Live music will also be an important part of the picture at the forthcoming museum, according to Mr. Schoenberg, "It's crucial that you'll start hearing live jazz within about 14 seconds of walking in the door," he says. Though the museum will incorporate an archival component, it won't be the sort of place where the chief thrill is seeing an original Commodore 78 rpm record or Lester Young's porkpie hat.
The museum itself has not yet taken shape, but already Mr. Schoenberg has assembled an all-star band to trumpet the news of its impending existence. Over the course of the summer, The Jazz Museum in Harlem All-Stars have made three important appearances. On July 10th, as a septet - with Mr. Garment sitting in on tenor - the band performed at a reception in the gallery under the museum's current offices on East 126th Street. Two days earlier, he mounted an all-Duke Ellington program with a full 12-piece band for Sirius Satellite Radio (for whom both Mr. Schoenberg and I are part-time consultants).
Most important, however, was the show on June 24 - when, in honor of Black Music Month, Mr. Schoenberg and the All-Stars performed at the White House. The president and other government figures were present, and speeches were given by Mr. Garment and jazz spokesman Stanley Crouch (long associated with Jazz at Lincoln Center), and a very special guest performed with the band. This was Herb Jeffries, the 92-year-old baritone (known for his hit record of "Flamingo"), and sole surviving member of the 1940-42 Duke Ellington Orchestra, whose appearances are very rare.

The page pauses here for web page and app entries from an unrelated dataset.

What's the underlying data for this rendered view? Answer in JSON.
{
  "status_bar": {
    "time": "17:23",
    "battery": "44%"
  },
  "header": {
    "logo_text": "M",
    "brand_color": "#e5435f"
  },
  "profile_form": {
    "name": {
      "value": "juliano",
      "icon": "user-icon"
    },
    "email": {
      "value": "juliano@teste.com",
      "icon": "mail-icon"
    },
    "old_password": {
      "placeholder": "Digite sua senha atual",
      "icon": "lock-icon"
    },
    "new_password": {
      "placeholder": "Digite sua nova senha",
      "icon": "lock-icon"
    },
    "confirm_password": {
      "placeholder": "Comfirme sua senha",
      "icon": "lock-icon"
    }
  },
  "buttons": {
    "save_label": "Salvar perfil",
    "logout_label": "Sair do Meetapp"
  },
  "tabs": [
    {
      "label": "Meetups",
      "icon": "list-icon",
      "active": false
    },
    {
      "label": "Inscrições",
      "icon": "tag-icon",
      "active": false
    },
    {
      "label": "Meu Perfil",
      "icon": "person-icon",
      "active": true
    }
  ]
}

The White House appearance helped transmit the message that, as Mr. Schoenberg says, "Jazz has not been treated correctly in this culture, it has not received what it deserves. We want to let it be known that jazz will no longer be on the back shelf or on the back street, or condescended to, or somehow used for other means."